Counselors and coaches are trained to be generalists. And because we want to help everyone, and have a full practice, niche marketing feels backwards and scary.
It’s common — when you are new to private practice and especially if you’re an introvert — to have some insecurity about niching.
To focus your marketing around a precisely defined population with a particular problem feels like volunteering to stand on a table in a crowded restaurant under a spotlight — and we’d probably diagnose a person who does that, right? LOL
But there may be deeper fears operating here, including:
Fear of being wrong – what if your niche doesn’t want your help?
Fear of not being good enough to market as a specialist
Fear of colleague criticism — parental approval transference?
Perhaps some reframing will be helpful.
The Right Niche is Desperate for Help
Niche has a particular definition. It’s not just “couples” or people with bipolar disorder, or empty nest women. By “right niche” I mean one that is:
consciously distressed about a problem
feels the undesireable impact of it
sees how it’s getting worse
wants to stop it
doesn’t know how
is willing to pay whatever you charge
is eager to do whatever it takes to change
If your idea of a niche doesn’t have those 7 characteristics, marketing to a narrowed population won’t be much more effective than marketing to a Superbowl stadium full of random people.
You ARE Good Enough to Have a Special Interest
The idea of being a specialist is difficult for some. We think we have to have more experience, more credentials.
But you’re already better educated the the average person, and people don’t hire you for your credentials. They hire you because they believe you can help them — and it’s your niche specific marketing that engenders that belief.
What if you reframe this from being a specialist in your niche’s problem, to having a special interest in helping heal or solve that niche’s problem? There’s a qualitative difference between being a specialist and having a special interest, and yet both of those mindsets would market in the same way – to the narrow niche about their problem!

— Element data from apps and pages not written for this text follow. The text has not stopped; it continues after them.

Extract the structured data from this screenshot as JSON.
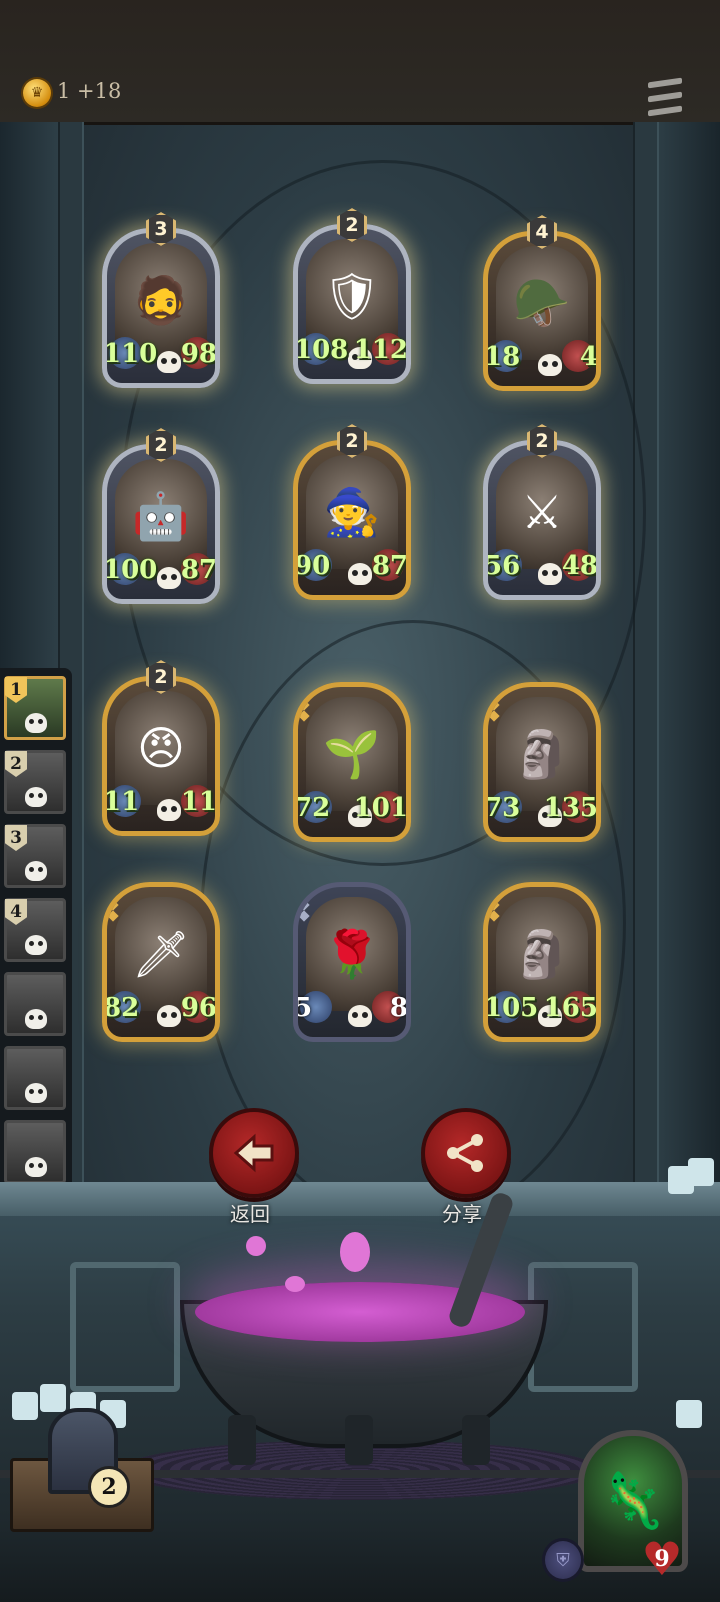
{
  "header": {
    "coin_text": "1 +18",
    "coin_icon": "crown-coin-icon",
    "menu_icon": "hamburger-menu-icon"
  },
  "cards": [
    {
      "level": "3",
      "attack": "110",
      "health": "98",
      "frame": "silver",
      "portrait": "🧔"
    },
    {
      "level": "2",
      "attack": "108",
      "health": "112",
      "frame": "silver",
      "portrait": "🛡"
    },
    {
      "level": "4",
      "attack": "18",
      "health": "4",
      "frame": "gold",
      "portrait": "🪖"
    },
    {
      "level": "2",
      "attack": "100",
      "health": "87",
      "frame": "silver",
      "portrait": "🤖"
    },
    {
      "level": "2",
      "attack": "90",
      "health": "87",
      "frame": "gold",
      "portrait": "🧙"
    },
    {
      "level": "2",
      "attack": "56",
      "health": "48",
      "frame": "silver",
      "portrait": "⚔"
    },
    {
      "level": "2",
      "attack": "11",
      "health": "11",
      "frame": "gold",
      "portrait": "😠"
    },
    {
      "level": "",
      "attack": "72",
      "health": "101",
      "frame": "gold",
      "portrait": "🌱"
    },
    {
      "level": "",
      "attack": "73",
      "health": "135",
      "frame": "gold",
      "portrait": "🗿"
    },
    {
      "level": "",
      "attack": "82",
      "health": "96",
      "frame": "gold",
      "portrait": "🗡"
    },
    {
      "level": "",
      "attack": "5",
      "health": "8",
      "frame": "plain",
      "portrait": "🌹"
    },
    {
      "level": "",
      "attack": "105",
      "health": "165",
      "frame": "gold",
      "portrait": "🗿"
    }
  ],
  "party": [
    {
      "badge": "1",
      "active": true
    },
    {
      "badge": "2",
      "active": false
    },
    {
      "badge": "3",
      "active": false
    },
    {
      "badge": "4",
      "active": false
    },
    {
      "badge": "",
      "active": false
    },
    {
      "badge": "",
      "active": false
    },
    {
      "badge": "",
      "active": false
    },
    {
      "badge": "",
      "active": false
    }
  ],
  "actions": {
    "back_label": "返回",
    "share_label": "分享"
  },
  "chest": {
    "count": "2"
  },
  "hero": {
    "health": "9",
    "portrait": "🦎"
  }
}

Colleague Criticisms are Invitations to Self Empowerment
Colleagues are authority substitutes. Fearing their criticism feels to me like a deep and old wound related to seeking and not receiving the approval of a parent. Have you looked at that? It can be quite empowering to examine why colleague disapproval and criticism is a fear for you.
People judge what is not like them. Unless you are doing something illegal — which of course you won’t be — it’s not necessary to pay much attention to criticism, since a lot of it will be your colleagues’ own projected fears.
To market successfully requires being different from the colleague crowd and conveying familiarity to the potential client niche. There’s an inherent tension between wanting to be liked and approved of in your profession, and needing to have a niche message in order to get hired. Backing away from promoting your business in a relatively unique way practically guarantees you’ll get fewer clients.
If niching nerves are holding you back from powerfully marketing your private practice,
email me to schedule a No Hype consult to help you reframe and refine your website content.